GBP/EUR: Euro Falls Ahead of ECB Decision
  • Pound (GBP) supported by strong PMI & retail sales data in previous week
  • Covid cases rise 10.5% in a week
  • Euro (EUR) trades found strength from weaker US Dollar last week
  • German GDP data due tomorrow

The Pound Euro (GBP/EUR) exchange rate is holding steady at the start of the week. The pair closed out the previous week at €1.1612, roughly the same level that it had started the week and approximately mid way through the weekly traded range. At 05:45 UTC, GBP/EUR trades +0.03% at €1.1615.

After a busy week for UK data last week, this week is much quieter. Across the previous week a barrage of numbers were released providing further insight into the health of the UK economy just as lockdown restrictions were eased further.

UK unemployment unexpectedly fell in the three months to March. Inflation as measured by consumer prices jumped to 1.8%. Retail sales also surged higher to 9.2% month on month in April, as shops re-opened their doors.
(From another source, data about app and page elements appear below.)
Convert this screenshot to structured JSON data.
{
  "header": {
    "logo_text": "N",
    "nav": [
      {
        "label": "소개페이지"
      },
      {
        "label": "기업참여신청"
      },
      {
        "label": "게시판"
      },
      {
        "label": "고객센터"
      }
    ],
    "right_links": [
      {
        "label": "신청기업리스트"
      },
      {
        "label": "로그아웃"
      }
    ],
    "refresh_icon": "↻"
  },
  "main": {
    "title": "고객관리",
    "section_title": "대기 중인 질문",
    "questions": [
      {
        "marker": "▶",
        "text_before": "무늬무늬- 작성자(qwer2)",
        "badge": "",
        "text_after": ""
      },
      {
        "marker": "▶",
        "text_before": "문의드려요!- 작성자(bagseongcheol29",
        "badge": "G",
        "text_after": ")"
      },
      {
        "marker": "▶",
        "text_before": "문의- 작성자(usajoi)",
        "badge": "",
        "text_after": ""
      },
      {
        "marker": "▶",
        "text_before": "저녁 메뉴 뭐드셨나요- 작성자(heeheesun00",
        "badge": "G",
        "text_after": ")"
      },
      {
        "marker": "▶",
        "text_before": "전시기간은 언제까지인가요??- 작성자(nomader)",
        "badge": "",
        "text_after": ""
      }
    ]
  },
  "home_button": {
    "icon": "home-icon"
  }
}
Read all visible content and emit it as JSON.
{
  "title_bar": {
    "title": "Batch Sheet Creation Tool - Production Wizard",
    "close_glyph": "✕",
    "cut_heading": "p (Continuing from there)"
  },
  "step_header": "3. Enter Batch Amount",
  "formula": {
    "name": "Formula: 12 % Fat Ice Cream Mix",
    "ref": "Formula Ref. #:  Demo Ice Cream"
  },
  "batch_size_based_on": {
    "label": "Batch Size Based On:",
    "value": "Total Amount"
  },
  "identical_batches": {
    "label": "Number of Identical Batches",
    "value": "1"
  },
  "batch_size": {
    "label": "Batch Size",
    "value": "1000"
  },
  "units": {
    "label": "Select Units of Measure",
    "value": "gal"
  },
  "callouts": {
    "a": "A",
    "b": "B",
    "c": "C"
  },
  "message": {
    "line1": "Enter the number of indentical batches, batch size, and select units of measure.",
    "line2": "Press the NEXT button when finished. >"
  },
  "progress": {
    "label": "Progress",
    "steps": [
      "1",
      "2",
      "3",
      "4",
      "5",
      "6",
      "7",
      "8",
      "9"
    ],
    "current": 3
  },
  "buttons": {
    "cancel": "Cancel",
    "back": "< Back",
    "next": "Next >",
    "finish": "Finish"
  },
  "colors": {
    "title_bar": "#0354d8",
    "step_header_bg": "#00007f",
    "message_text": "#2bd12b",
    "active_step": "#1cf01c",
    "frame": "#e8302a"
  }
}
Finally, PMI data revealed that the UK service sector activity has fired back into life as restrictions eased.

This week the economic calendar is much lighter with just UK public sector net borrowing due on Tuesday. Consequently, other factors such as Brexit jitters over Northern Ireland and covid developments could take centre stage.

The number of UK covid cases are on the rise, up 10.5% in the past week as the Indian variant spreads quickly. However, the AstraZeneca and Pfizer vaccines appear to be effective against the new variant.

The Euro was supported in the previous week despite a contraction in Q1 GDP in the region. Weakness in the US Dollar offered plenty of support to the common currency as well.

PMI data on Friday was also cheered. The bloc’s service sector PMI rose by more than forecast to 55.1, well ahead of the 52.6 forecast as parts of the Eurozone eased lockdown restrictions.

Euro traders will be watch the release of final German GDP data in addition to German IFO business climate data. The GDP data is expected to confirm at -1.7% contraction in the first three months of the year.